Rehabilitation done right

December 24, 2023

An inclusive programme aimed at offering vocational training to prisoners

Rehabilitation done right


fter passing several security barriers and body searches, security personnel stamped my palm. The stamp is jail protocol and a temporary pass rolled into one. It conferred on me permission to enter the Peshawar Central Jail, one of the oldest prison complexes in the province.

Inside, everyone including the cops, cleaners and prison officials, was in a rush. One of the officials took charge and led us into a huge complex within the prison facility. This place was cleaner and different from the rest of the building. There was a large banner on the wall with the words Peshawar Jail Small Industries emblazoned on it. Inside the hall there were several groups of men.

Rehabilitation done right

The visitors were told that under the initiative called Prisoner Welfare Programme several small industries had been set up at the prison. Launched by the Khyber Pakhtunkhwa Inspector General of Prisons, the programme provides prisoners an opportunity to learn various skills while serving their sentences.

Before the formal briefing, the footwear section caught my eye. Here the men were calm and busy stitching the famous Peshawari chappal. A few pairs were on display. Wajid Ali Khan, an instructor, was teaching these men how to cut the soles and stitch the shoes.

Khan told The News on Sunday that 15 prisoners were learning how to make shoes under his supervision. “Here, the prisoners are learning fitting, stitching and different designs of Peshawari chappal. After they finish this course, they will be able to earn between Rs 1,500 and Rs 2,000 a day. With a little investment, they can go on and set up their shops once they’re out,” said Wajid.

Next to the shoe-making station, there was the footwear embroidery section. A slate frame was laid out horizontally in front of prisoners engrossed in their work. An elderly man with a henna-dyed beard sat next to four young men. Their fingers moved deftly as they embroidered. Next to them was a frame displaying the finished product; brightly coloured cloth with many motifs embroidered on it. We were told these men had reached an advanced level of training.

The next corner was dedicated to leatherwork. Here, the instructor was delivering lessons to the prisoners who had recently joined the cohort. They were attentively listening to the instructions. A few men were busy practicing their assignment and cutting pieces of paper. After getting basic skills they would be ready to work with leather.

A middle-aged prisoner with a pink pencil behind his ear worked intently in the group. He introduced himself as Hanif Gul. “I’m learning how to make wallets. Leather work is profitable. After I serve my sentence, I plan on setting up a wallet shop in my hometown,” he said. A dozen male wallets of different sizes and colours prepared by the prisoners were displayed in this section.

There was also an art gallery inside the hall. An art instructor was teaching the basics of painting to the prisoners who were selected because they were good with the brush and pencil. The paintings produced during the sessions were displayed on walls. A few unfinished paintings were on the easel stands.

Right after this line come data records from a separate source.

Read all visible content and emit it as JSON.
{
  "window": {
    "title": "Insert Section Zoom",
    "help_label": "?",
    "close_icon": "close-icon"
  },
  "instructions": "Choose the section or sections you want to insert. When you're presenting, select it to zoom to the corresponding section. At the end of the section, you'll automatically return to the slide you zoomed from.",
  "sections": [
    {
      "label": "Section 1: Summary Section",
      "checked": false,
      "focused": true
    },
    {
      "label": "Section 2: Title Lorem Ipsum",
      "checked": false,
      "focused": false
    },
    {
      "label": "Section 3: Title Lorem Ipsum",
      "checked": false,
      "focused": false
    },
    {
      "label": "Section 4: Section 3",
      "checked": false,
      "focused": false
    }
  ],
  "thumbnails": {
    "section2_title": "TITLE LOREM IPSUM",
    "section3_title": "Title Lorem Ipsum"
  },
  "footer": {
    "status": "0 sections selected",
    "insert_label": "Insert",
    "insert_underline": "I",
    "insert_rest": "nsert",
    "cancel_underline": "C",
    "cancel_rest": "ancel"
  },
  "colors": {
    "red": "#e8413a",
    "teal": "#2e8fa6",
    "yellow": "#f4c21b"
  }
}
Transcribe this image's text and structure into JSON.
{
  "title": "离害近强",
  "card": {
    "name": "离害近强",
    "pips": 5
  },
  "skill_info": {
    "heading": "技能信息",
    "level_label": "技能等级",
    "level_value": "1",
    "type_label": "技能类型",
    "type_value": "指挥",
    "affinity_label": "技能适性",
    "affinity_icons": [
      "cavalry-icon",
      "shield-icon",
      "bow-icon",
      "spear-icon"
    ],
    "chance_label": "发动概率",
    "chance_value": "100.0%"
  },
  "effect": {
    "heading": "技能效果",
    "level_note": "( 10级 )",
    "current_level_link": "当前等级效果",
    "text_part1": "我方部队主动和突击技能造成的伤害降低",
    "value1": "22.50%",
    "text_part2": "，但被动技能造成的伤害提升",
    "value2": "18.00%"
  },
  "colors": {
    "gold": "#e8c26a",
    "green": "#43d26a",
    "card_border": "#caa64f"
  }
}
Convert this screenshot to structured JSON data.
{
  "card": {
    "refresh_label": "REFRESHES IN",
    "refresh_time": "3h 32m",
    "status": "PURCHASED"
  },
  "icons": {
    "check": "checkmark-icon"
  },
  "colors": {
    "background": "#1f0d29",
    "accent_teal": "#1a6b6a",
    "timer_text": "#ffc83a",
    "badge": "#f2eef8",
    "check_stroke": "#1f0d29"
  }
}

We were told that the Prisoner Welfare Programme had been extended to female prisoners who received their vocational training in a separate section. Under the programme, women were learning the basics of tailoring on sewing machines allotted to them.

Prison Small Industries was established to rehabilitate prisoners and assist them in becoming productive citizens by offering them opportunities for self-improvement.

Prison is a place where no one can live the way they choose. Living in isolation is not easy. Inside the prison walls, prisoners often suffer from depression and other psychological issues. Providing them with vocational training and giving them hope can help alleviate their depression.

Farjad Khan, an assistant superintendent, said that life was different inside a prison. “We have a clear stance on hating the crime, not the criminal,” said Khan. “The programme is promising but not without its challenges. Convincing prisoners to enroll in the programme is quite a task,” he added.

“The Prison Small Industries is affiliated with the Board of Technical Education. Those who complete the short course and pass the examination are provided a diploma,” said Farjad Khan.

“First, we identify prisoners for enrollment. We give priority to those who have already some basic talent and are keen to learn new skills. We don’t entertain under-trial prisoners in the courses,” he said.

“At least 200 prisoners are learning new skills. We hope to train 1,000 in the coming months. To encourage them we are planning to give them a share in the profit,” said Khan.

The writer is a freelance multimedia journalist. He tweets @daudpasaney

Rehabilitation done right